What you should do: For each line of the listing that holds "children", show the full line.

Record extracts:

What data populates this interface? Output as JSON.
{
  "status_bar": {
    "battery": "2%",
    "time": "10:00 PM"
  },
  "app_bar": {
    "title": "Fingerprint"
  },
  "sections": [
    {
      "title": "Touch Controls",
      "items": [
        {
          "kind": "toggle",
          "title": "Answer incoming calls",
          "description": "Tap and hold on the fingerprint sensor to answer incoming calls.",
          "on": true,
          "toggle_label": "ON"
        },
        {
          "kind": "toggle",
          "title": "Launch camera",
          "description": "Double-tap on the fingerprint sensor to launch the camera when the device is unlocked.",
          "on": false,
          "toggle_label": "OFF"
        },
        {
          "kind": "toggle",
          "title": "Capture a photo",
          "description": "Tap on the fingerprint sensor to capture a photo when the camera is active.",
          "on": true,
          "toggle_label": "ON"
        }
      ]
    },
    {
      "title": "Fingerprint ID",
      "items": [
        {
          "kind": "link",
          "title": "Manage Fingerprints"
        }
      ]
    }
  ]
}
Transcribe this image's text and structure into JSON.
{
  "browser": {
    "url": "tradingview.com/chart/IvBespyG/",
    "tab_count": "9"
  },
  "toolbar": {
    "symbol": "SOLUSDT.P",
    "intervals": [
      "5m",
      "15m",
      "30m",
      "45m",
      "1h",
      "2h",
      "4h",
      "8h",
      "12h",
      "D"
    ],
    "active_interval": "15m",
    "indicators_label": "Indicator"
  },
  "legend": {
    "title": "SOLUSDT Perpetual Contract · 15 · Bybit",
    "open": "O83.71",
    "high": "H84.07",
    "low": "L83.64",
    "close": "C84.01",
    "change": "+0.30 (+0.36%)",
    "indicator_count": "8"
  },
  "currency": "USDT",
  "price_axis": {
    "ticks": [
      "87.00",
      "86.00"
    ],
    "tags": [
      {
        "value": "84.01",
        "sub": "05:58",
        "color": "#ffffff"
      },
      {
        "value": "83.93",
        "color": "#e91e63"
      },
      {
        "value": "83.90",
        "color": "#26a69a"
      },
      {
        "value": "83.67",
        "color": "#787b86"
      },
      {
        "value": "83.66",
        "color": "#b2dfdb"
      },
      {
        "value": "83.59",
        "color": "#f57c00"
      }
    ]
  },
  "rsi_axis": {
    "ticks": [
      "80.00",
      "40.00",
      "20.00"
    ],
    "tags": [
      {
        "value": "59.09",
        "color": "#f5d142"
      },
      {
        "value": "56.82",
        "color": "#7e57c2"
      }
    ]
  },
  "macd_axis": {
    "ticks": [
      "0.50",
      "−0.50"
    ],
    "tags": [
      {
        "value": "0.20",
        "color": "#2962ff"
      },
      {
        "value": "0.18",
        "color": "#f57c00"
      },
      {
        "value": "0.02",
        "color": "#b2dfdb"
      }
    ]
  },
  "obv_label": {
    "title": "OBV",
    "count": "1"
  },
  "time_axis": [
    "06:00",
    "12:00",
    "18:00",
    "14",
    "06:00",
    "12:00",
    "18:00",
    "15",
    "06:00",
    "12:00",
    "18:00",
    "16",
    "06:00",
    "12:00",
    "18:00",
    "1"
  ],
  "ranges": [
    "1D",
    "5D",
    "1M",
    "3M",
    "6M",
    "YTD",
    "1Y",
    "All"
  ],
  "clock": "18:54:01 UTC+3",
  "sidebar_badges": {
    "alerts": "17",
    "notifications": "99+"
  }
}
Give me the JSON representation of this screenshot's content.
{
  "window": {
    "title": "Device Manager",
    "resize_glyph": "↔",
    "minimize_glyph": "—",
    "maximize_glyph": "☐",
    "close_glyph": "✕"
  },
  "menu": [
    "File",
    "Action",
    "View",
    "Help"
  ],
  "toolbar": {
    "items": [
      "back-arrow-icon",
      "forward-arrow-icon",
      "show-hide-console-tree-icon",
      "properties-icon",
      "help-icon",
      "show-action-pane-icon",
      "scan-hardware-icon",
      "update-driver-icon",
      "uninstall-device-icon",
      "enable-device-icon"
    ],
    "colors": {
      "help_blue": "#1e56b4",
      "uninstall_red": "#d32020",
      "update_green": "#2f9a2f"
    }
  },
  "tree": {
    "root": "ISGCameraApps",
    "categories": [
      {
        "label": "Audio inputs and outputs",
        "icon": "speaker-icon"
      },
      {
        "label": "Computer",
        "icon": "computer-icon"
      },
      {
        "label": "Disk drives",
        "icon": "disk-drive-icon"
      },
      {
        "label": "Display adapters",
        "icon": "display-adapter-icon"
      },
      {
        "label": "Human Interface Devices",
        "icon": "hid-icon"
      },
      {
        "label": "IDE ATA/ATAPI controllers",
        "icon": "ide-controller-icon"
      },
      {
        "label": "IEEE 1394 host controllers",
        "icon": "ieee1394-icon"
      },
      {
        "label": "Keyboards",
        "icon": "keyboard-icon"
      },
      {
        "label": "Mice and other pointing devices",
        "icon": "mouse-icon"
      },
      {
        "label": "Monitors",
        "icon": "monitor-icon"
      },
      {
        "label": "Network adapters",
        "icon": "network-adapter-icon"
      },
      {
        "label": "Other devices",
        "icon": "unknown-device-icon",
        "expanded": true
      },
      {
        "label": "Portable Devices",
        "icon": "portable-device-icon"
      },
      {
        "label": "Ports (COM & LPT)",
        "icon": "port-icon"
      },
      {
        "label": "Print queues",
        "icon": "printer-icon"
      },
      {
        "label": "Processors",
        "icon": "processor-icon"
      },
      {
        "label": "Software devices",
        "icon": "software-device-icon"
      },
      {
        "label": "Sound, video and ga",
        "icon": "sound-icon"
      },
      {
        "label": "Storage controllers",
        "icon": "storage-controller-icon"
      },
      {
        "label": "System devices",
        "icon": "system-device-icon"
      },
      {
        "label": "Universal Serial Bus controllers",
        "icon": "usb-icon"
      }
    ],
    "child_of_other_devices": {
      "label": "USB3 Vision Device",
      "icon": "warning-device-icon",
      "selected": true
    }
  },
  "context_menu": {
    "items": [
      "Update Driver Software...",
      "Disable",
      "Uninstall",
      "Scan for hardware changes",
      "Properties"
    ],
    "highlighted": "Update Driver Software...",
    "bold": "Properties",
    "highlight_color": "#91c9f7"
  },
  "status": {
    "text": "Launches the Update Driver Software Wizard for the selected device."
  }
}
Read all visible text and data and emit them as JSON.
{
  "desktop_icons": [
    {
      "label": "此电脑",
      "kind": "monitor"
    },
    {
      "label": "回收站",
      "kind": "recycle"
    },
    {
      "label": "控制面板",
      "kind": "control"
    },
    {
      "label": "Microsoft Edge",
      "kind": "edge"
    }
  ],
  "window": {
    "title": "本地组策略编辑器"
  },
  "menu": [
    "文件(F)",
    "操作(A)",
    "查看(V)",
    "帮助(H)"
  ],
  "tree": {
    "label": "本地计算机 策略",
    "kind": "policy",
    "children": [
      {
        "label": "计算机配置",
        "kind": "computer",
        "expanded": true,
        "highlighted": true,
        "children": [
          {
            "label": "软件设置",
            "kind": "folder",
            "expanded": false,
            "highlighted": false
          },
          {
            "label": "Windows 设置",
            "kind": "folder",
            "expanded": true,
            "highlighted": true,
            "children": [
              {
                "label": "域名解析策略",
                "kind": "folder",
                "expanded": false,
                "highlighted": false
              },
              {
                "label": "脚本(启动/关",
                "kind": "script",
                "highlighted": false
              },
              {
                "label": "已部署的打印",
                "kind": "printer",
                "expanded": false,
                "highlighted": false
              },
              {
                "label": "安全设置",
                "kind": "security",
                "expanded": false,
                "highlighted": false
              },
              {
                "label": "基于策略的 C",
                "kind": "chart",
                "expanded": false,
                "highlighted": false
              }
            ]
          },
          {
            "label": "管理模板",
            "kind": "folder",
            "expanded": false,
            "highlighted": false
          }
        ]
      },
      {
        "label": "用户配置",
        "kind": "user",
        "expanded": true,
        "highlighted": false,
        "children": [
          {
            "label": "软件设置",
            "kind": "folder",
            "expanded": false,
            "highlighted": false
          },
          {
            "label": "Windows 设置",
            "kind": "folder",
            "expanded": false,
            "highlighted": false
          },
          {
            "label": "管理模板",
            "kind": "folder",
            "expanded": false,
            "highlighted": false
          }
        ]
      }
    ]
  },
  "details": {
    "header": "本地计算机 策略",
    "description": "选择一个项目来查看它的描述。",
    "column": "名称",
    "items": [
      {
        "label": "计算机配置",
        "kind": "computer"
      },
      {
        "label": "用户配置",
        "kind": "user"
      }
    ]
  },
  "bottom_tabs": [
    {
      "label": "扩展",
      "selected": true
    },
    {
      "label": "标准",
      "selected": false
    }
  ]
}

Completed task:
    "children": [
        "children": [
            "children": [
        "children": [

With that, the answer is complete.